DeVesty, a Catholic, struggled with the decision, but opted to abort the pregnancy.
"I had no control over what happened to me and here was something else that came with it, and I couldn’t live with that," she said. "I had to feel like I had some control over my body and in the end, I felt it was best for me."
DeVesty, now 49 and living in Syracuse, N.Y., said she felt sick to her stomach when she heard Rep. Todd Akin say a woman's body can prevent pregnancy in cases of "legitimate rape."
"If it's a legitimate rape, the female body has ways to try to shut that whole thing down," Akin said in an interview.
There is no truth to that whatsoever," DeVesty, who runs Clean Slate Diaries, a support website for sex abuse victims, said. "There is no way someone who has to go through that horror of being raped can legitimately in their head think, 'Now I am going to tell my body not to become pregnant.'"
Akin has since apologized for the comments, saying he "misspoke," but the outcry has pundits speculating that he will likely withdraw from the Missouri Senate race.
"To say it's slim that it happens or to make them feel that they did something to create the pregnancy — that they didn’t shut down their bodies — is re-victimizing them again," DeVesty said of victims of sex abuse. "I think he should be expelled from the running."
She's not alone in that sentiment.

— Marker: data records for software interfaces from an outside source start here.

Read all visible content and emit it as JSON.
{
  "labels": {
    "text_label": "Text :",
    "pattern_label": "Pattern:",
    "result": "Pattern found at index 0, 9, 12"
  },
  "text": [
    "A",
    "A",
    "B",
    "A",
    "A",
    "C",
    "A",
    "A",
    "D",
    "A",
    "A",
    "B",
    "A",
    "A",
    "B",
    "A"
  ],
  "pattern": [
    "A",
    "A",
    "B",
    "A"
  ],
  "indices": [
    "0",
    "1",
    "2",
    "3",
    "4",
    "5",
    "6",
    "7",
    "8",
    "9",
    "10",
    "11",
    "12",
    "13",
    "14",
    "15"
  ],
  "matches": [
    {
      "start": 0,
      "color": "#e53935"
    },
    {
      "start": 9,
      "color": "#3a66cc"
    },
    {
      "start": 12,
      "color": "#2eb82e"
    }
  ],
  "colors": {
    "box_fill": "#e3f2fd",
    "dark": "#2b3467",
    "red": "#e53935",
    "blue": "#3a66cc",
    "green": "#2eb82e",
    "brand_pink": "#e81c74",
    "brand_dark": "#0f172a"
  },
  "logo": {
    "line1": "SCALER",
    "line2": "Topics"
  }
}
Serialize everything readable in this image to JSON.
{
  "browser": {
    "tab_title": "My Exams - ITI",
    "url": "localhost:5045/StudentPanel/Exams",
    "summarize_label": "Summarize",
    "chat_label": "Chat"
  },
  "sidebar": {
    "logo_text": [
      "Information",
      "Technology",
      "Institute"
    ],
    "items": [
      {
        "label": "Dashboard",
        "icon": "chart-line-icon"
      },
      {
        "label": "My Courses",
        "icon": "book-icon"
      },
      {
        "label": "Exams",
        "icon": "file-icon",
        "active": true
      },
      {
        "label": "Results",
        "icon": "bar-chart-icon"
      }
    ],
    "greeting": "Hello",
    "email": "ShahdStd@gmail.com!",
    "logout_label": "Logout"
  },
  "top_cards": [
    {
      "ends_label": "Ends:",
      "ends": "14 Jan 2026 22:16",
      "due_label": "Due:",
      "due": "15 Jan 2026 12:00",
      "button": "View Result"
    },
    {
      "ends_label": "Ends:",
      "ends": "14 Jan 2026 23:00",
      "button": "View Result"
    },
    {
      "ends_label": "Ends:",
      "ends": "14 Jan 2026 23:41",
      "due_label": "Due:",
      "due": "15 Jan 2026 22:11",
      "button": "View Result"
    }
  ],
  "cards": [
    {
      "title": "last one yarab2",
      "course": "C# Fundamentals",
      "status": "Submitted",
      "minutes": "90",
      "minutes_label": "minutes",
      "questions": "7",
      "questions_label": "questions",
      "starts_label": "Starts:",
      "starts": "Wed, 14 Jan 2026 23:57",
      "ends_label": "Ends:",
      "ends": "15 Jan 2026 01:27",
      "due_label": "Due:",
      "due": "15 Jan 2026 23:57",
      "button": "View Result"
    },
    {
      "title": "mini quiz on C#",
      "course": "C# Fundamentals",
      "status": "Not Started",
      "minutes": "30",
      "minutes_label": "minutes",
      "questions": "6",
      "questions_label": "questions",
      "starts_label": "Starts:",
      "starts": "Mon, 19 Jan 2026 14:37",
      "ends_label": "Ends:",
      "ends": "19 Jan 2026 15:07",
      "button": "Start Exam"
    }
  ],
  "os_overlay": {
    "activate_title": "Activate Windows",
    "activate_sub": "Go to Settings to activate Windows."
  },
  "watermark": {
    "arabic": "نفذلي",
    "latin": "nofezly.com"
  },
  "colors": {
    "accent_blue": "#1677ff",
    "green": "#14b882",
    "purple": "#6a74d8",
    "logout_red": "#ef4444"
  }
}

Officials from the New York locations of prominent organizations like Planned Parenthood, the National Organization for Women and the Rape, Abuse & Incest National Network expressed outrage over Akin's remarks.
"Todd Akin’s comments are ignorant, insensitive, and appalling. It’s disturbing that people are legislating and running for office who have such a fundamental disregard for women and women’s health," Planned Parenthood spokesman Mel Gagarin said.
"This needs to be a wake up call to American women," Sonia Ossoria, director of the National Organization for Women in New York, told Metro. "There has been a continued assault on our reproductive rights. We have got to show them who is boss."
"Where do we have control? Where is our say?" DeVesty asked. "The insinuation that it doesn’t happen or we have some control over it is unacceptable. That should not be tolerated."
Late Monday, rumors were circulating that the GOP was preparing for Akin to announce his decision to step down from the election, though he had yet to confirm the claim.
Editor's note: Renée DeVesty specifically gave Metro permission to publish her name along with her story.